A three-judge panel of the 9th Circuit Court of Appeals ruled Friday there is reason to believe the system, established by the Republican-controlled legislature, is unconstitutional. They cited the fact that in the 2020 general election, 82% of Arizonans got ballots that listed GOP candidates first.

More to the point, Judge Jed Rakoff, writing for the court, said the challengers presented evidence to show that whichever candidate is listed first has an inherent advantage.

Friday’s ruling does not overturn the 1979 law.

But it sends the case back to U.S. District Court Judge Diane Humetewa who threw it out last year.

She said at the time it was not the job of federal courts to decide the system is unfair and that the solution proposed by challengers — rotating the ballot positions of Democrats and Republicans — is any better.

No date has been set for that hearing. But even if she ultimately sides with the Democrats, it’s not clear that any change can be made in time for the November election.

Under the current system, candidates in primary elections have the position of their names on the ballot rotated among various precincts. So no one person gets a built-in advantage.

But when the general election comes around, candidates are listed on ballots in each county based on how well each party’s gubernatorial hopefuls did in that county in the last election.

That means that this year the Republicans for all offices will be listed ahead of Democrats in all races in 11 of the 15 counties where Republican Gov. Doug Ducey outpolled Democrat David Garcia four years ago. That includes Maricopa County, which has more voters than the other 15 counties combined.

Democrats sued, arguing that, all else being equal, there is a tendency of voters to choose the first candidate on a list.

As proof, attorneys for the party cited data from Jonathan Rodden, a political science professor at Stanford University.

He estimated first-listed candidates get an advantage average of 2.2 percentage points.
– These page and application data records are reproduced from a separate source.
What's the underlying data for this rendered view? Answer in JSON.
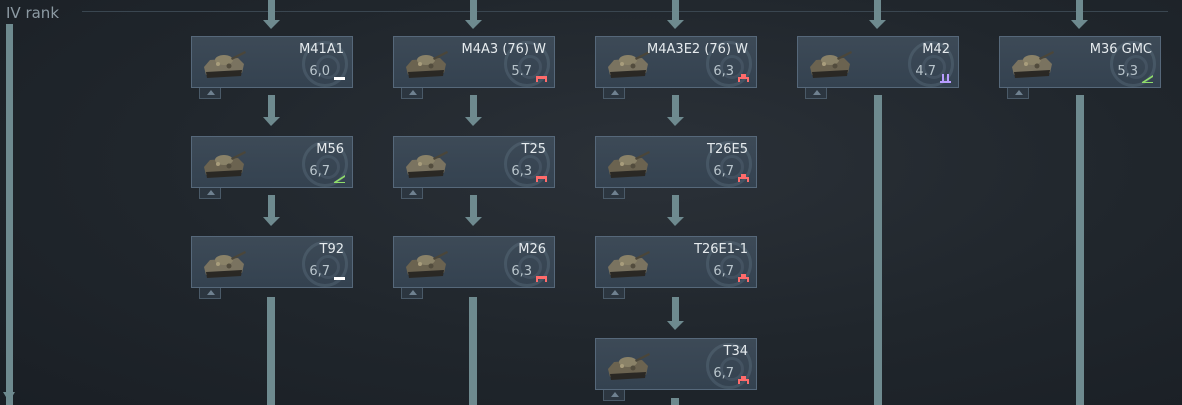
{
  "rank": {
    "label": "IV rank"
  },
  "colors": {
    "light": "#ffffff",
    "medium": "#ff6b6b",
    "heavy": "#ff6b6b",
    "spaa": "#b89cff",
    "td": "#8fdc6a",
    "line": "#6e8a8f",
    "card": "#3a4856"
  },
  "vehicles": [
    {
      "name": "M41A1",
      "br": "6,0",
      "role": "light",
      "role_icon": "light-tank-icon"
    },
    {
      "name": "M4A3 (76) W",
      "br": "5.7",
      "role": "medium",
      "role_icon": "medium-tank-icon"
    },
    {
      "name": "M4A3E2 (76) W",
      "br": "6,3",
      "role": "heavy",
      "role_icon": "heavy-tank-icon"
    },
    {
      "name": "M42",
      "br": "4.7",
      "role": "spaa",
      "role_icon": "spaa-icon"
    },
    {
      "name": "M36 GMC",
      "br": "5,3",
      "role": "td",
      "role_icon": "tank-destroyer-icon"
    },
    {
      "name": "M56",
      "br": "6,7",
      "role": "td",
      "role_icon": "tank-destroyer-icon"
    },
    {
      "name": "T25",
      "br": "6,3",
      "role": "medium",
      "role_icon": "medium-tank-icon"
    },
    {
      "name": "T26E5",
      "br": "6,7",
      "role": "heavy",
      "role_icon": "heavy-tank-icon"
    },
    {
      "name": "T92",
      "br": "6,7",
      "role": "light",
      "role_icon": "light-tank-icon"
    },
    {
      "name": "M26",
      "br": "6,3",
      "role": "medium",
      "role_icon": "medium-tank-icon"
    },
    {
      "name": "T26E1-1",
      "br": "6,7",
      "role": "heavy",
      "role_icon": "heavy-tank-icon"
    },
    {
      "name": "T34",
      "br": "6,7",
      "role": "heavy",
      "role_icon": "heavy-tank-icon"
    }
  ]
}
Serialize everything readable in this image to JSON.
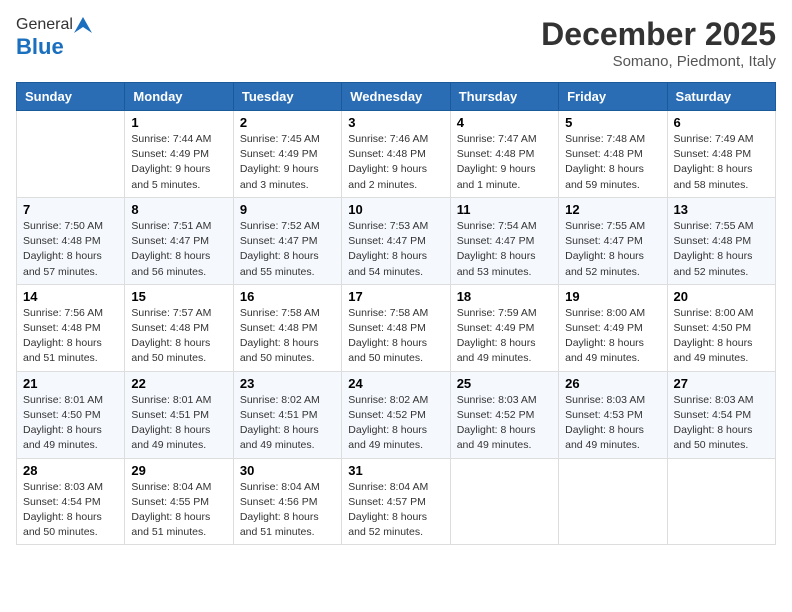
{
  "logo": {
    "general": "General",
    "blue": "Blue"
  },
  "header": {
    "month": "December 2025",
    "location": "Somano, Piedmont, Italy"
  },
  "weekdays": [
    "Sunday",
    "Monday",
    "Tuesday",
    "Wednesday",
    "Thursday",
    "Friday",
    "Saturday"
  ],
  "weeks": [
    [
      {
        "day": "",
        "sunrise": "",
        "sunset": "",
        "daylight": ""
      },
      {
        "day": "1",
        "sunrise": "Sunrise: 7:44 AM",
        "sunset": "Sunset: 4:49 PM",
        "daylight": "Daylight: 9 hours and 5 minutes."
      },
      {
        "day": "2",
        "sunrise": "Sunrise: 7:45 AM",
        "sunset": "Sunset: 4:49 PM",
        "daylight": "Daylight: 9 hours and 3 minutes."
      },
      {
        "day": "3",
        "sunrise": "Sunrise: 7:46 AM",
        "sunset": "Sunset: 4:48 PM",
        "daylight": "Daylight: 9 hours and 2 minutes."
      },
      {
        "day": "4",
        "sunrise": "Sunrise: 7:47 AM",
        "sunset": "Sunset: 4:48 PM",
        "daylight": "Daylight: 9 hours and 1 minute."
      },
      {
        "day": "5",
        "sunrise": "Sunrise: 7:48 AM",
        "sunset": "Sunset: 4:48 PM",
        "daylight": "Daylight: 8 hours and 59 minutes."
      },
      {
        "day": "6",
        "sunrise": "Sunrise: 7:49 AM",
        "sunset": "Sunset: 4:48 PM",
        "daylight": "Daylight: 8 hours and 58 minutes."
      }
    ],
    [
      {
        "day": "7",
        "sunrise": "Sunrise: 7:50 AM",
        "sunset": "Sunset: 4:48 PM",
        "daylight": "Daylight: 8 hours and 57 minutes."
      },
      {
        "day": "8",
        "sunrise": "Sunrise: 7:51 AM",
        "sunset": "Sunset: 4:47 PM",
        "daylight": "Daylight: 8 hours and 56 minutes."
      },
      {
        "day": "9",
        "sunrise": "Sunrise: 7:52 AM",
        "sunset": "Sunset: 4:47 PM",
        "daylight": "Daylight: 8 hours and 55 minutes."
      },
      {
        "day": "10",
        "sunrise": "Sunrise: 7:53 AM",
        "sunset": "Sunset: 4:47 PM",
        "daylight": "Daylight: 8 hours and 54 minutes."
      },
      {
        "day": "11",
        "sunrise": "Sunrise: 7:54 AM",
        "sunset": "Sunset: 4:47 PM",
        "daylight": "Daylight: 8 hours and 53 minutes."
      },
      {
        "day": "12",
        "sunrise": "Sunrise: 7:55 AM",
        "sunset": "Sunset: 4:47 PM",
        "daylight": "Daylight: 8 hours and 52 minutes."
      },
      {
        "day": "13",
        "sunrise": "Sunrise: 7:55 AM",
        "sunset": "Sunset: 4:48 PM",
        "daylight": "Daylight: 8 hours and 52 minutes."
      }
    ],
    [
      {
        "day": "14",
        "sunrise": "Sunrise: 7:56 AM",
        "sunset": "Sunset: 4:48 PM",
        "daylight": "Daylight: 8 hours and 51 minutes."
      },
      {
        "day": "15",
        "sunrise": "Sunrise: 7:57 AM",
        "sunset": "Sunset: 4:48 PM",
        "daylight": "Daylight: 8 hours and 50 minutes."
      },
      {
        "day": "16",
        "sunrise": "Sunrise: 7:58 AM",
        "sunset": "Sunset: 4:48 PM",
        "daylight": "Daylight: 8 hours and 50 minutes."
      },
      {
        "day": "17",
        "sunrise": "Sunrise: 7:58 AM",
        "sunset": "Sunset: 4:48 PM",
        "daylight": "Daylight: 8 hours and 50 minutes."
      },
      {
        "day": "18",
        "sunrise": "Sunrise: 7:59 AM",
        "sunset": "Sunset: 4:49 PM",
        "daylight": "Daylight: 8 hours and 49 minutes."
      },
      {
        "day": "19",
        "sunrise": "Sunrise: 8:00 AM",
        "sunset": "Sunset: 4:49 PM",
        "daylight": "Daylight: 8 hours and 49 minutes."
      },
      {
        "day": "20",
        "sunrise": "Sunrise: 8:00 AM",
        "sunset": "Sunset: 4:50 PM",
        "daylight": "Daylight: 8 hours and 49 minutes."
      }
    ],
    [
      {
        "day": "21",
        "sunrise": "Sunrise: 8:01 AM",
        "sunset": "Sunset: 4:50 PM",
        "daylight": "Daylight: 8 hours and 49 minutes."
      },
      {
        "day": "22",
        "sunrise": "Sunrise: 8:01 AM",
        "sunset": "Sunset: 4:51 PM",
        "daylight": "Daylight: 8 hours and 49 minutes."
      },
      {
        "day": "23",
        "sunrise": "Sunrise: 8:02 AM",
        "sunset": "Sunset: 4:51 PM",
        "daylight": "Daylight: 8 hours and 49 minutes."
      },
      {
        "day": "24",
        "sunrise": "Sunrise: 8:02 AM",
        "sunset": "Sunset: 4:52 PM",
        "daylight": "Daylight: 8 hours and 49 minutes."
      },
      {
        "day": "25",
        "sunrise": "Sunrise: 8:03 AM",
        "sunset": "Sunset: 4:52 PM",
        "daylight": "Daylight: 8 hours and 49 minutes."
      },
      {
        "day": "26",
        "sunrise": "Sunrise: 8:03 AM",
        "sunset": "Sunset: 4:53 PM",
        "daylight": "Daylight: 8 hours and 49 minutes."
      },
      {
        "day": "27",
        "sunrise": "Sunrise: 8:03 AM",
        "sunset": "Sunset: 4:54 PM",
        "daylight": "Daylight: 8 hours and 50 minutes."
      }
    ],
    [
      {
        "day": "28",
        "sunrise": "Sunrise: 8:03 AM",
        "sunset": "Sunset: 4:54 PM",
        "daylight": "Daylight: 8 hours and 50 minutes."
      },
      {
        "day": "29",
        "sunrise": "Sunrise: 8:04 AM",
        "sunset": "Sunset: 4:55 PM",
        "daylight": "Daylight: 8 hours and 51 minutes."
      },
      {
        "day": "30",
        "sunrise": "Sunrise: 8:04 AM",
        "sunset": "Sunset: 4:56 PM",
        "daylight": "Daylight: 8 hours and 51 minutes."
      },
      {
        "day": "31",
        "sunrise": "Sunrise: 8:04 AM",
        "sunset": "Sunset: 4:57 PM",
        "daylight": "Daylight: 8 hours and 52 minutes."
      },
      {
        "day": "",
        "sunrise": "",
        "sunset": "",
        "daylight": ""
      },
      {
        "day": "",
        "sunrise": "",
        "sunset": "",
        "daylight": ""
      },
      {
        "day": "",
        "sunrise": "",
        "sunset": "",
        "daylight": ""
      }
    ]
  ]
}
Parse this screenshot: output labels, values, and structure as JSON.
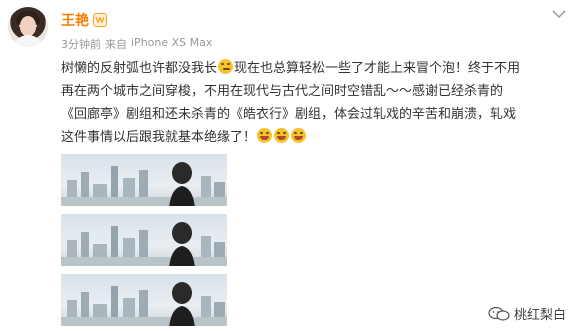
{
  "user": {
    "name": "王艳",
    "badge_icon": "vip-crown-icon"
  },
  "meta": {
    "time": "3分钟前",
    "source_prefix": "来自",
    "source": "iPhone XS Max"
  },
  "content": {
    "line1_a": "树懒的反射弧也许都没我长",
    "line1_b": "现在也总算轻松一些了才能上来冒个泡！终于不用",
    "line2": "再在两个城市之间穿梭，不用在现代与古代之间时空错乱～～感谢已经杀青的",
    "line3": "《回廊亭》剧组和还未杀青的《皓衣行》剧组，体会过轧戏的辛苦和崩溃，轧戏",
    "line4": "这件事情以后跟我就基本绝缘了！"
  },
  "images": [
    {
      "description": "photo-1"
    },
    {
      "description": "photo-2"
    },
    {
      "description": "photo-3"
    }
  ],
  "watermark": {
    "text": "桃红梨白",
    "icon": "wechat-icon"
  },
  "colors": {
    "name": "#ff7b00",
    "meta": "#999999",
    "text": "#333333"
  }
}
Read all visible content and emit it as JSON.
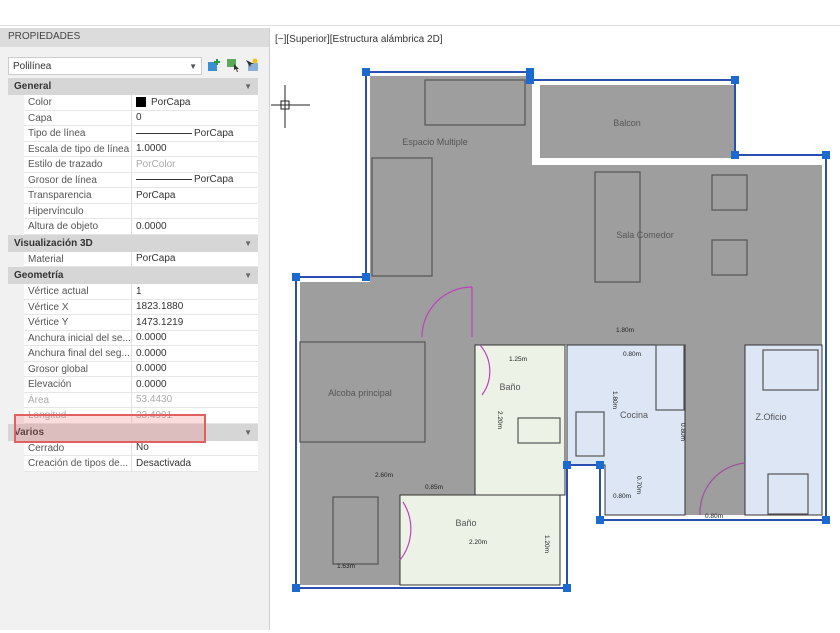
{
  "panel": {
    "title": "PROPIEDADES",
    "selector": "Polilínea"
  },
  "sections": {
    "general": {
      "title": "General",
      "rows": [
        {
          "k": "Color",
          "v": "PorCapa"
        },
        {
          "k": "Capa",
          "v": "0"
        },
        {
          "k": "Tipo de línea",
          "v": "PorCapa"
        },
        {
          "k": "Escala de tipo de línea",
          "v": "1.0000"
        },
        {
          "k": "Estilo de trazado",
          "v": "PorColor"
        },
        {
          "k": "Grosor de línea",
          "v": "PorCapa"
        },
        {
          "k": "Transparencia",
          "v": "PorCapa"
        },
        {
          "k": "Hipervínculo",
          "v": ""
        },
        {
          "k": "Altura de objeto",
          "v": "0.0000"
        }
      ]
    },
    "vis3d": {
      "title": "Visualización 3D",
      "rows": [
        {
          "k": "Material",
          "v": "PorCapa"
        }
      ]
    },
    "geom": {
      "title": "Geometría",
      "rows": [
        {
          "k": "Vértice actual",
          "v": "1"
        },
        {
          "k": "Vértice X",
          "v": "1823.1880"
        },
        {
          "k": "Vértice Y",
          "v": "1473.1219"
        },
        {
          "k": "Anchura inicial del se...",
          "v": "0.0000"
        },
        {
          "k": "Anchura final del seg...",
          "v": "0.0000"
        },
        {
          "k": "Grosor global",
          "v": "0.0000"
        },
        {
          "k": "Elevación",
          "v": "0.0000"
        },
        {
          "k": "Área",
          "v": "53.4430"
        },
        {
          "k": "Longitud",
          "v": "33.4991"
        }
      ]
    },
    "varios": {
      "title": "Varios",
      "rows": [
        {
          "k": "Cerrado",
          "v": "No"
        },
        {
          "k": "Creación de tipos de...",
          "v": "Desactivada"
        }
      ]
    }
  },
  "viewport": {
    "label": "[−][Superior][Estructura alámbrica 2D]"
  },
  "rooms": [
    "Espacio Multiple",
    "Balcon",
    "Sala Comedor",
    "Alcoba principal",
    "Baño",
    "Cocina",
    "Z.Oficio",
    "Baño"
  ],
  "dims": [
    "1.80m",
    "1.25m",
    "0.80m",
    "1.80m",
    "2.20m",
    "0.80m",
    "0.70m",
    "0.80m",
    "2.60m",
    "0.85m",
    "2.20m",
    "1.20m",
    "1.63m",
    "0.80m"
  ],
  "colors": {
    "gray": "#9e9e9e",
    "blue": "#dce6f4",
    "green": "#edf2e6",
    "select": "#2a4fb0",
    "door": "#d040d0"
  }
}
And Rodden said that can reach 5.6 percentage points.
Those kind of numbers can make all the difference in close races.

In the 2020 Senate race, the margin of victory for Democrat Mark Kelly over Republican Martha McSally was 2.3%. And there was a difference of just 0.3% in the presidential race between Joe Biden and Donald Trump.

In her ruling, Humetewa, questioned whether the Democratic National Committee and other Democrats have a right to sue. She said challengers cannot show harms by the law.

“They do not argue that the ballot order statute prevents them from casting a ballot for their intended candidate, nor do they argue that their lawfully cast votes will not be counted,” Humetewa wrote. And she brushed aside arguments some people were having their votes for their candidates diluted because others were simply picking the first name they saw.

“Plaintiffs will not be injured because other voters may act ‘irrationally’ in the ballot box by exercising their right to choose the first-listed candidate,” Humetewa wrote.

Rakoff, however, said there is a legitimate reason for federal courts to look at such regulations.

“As a practical matter, there must be a substantial regulation of elections if they are to be fair and honest and if some sort of order, rather than chaos, is to accompany the democratic process,” he wrote, quoting an earlier U.S. Supreme Court decision.

Rakoff also said the idea of rotating the names of candidates is hardly a radical idea. He said as far back as 1958 the Arizona Supreme Court, considering the question of how to list the names of candidates when machines are used, found that it was a "well-known fact” that “where there are a number of candidates for the same office, the names appearing at the head of the list have a distinct advantage.”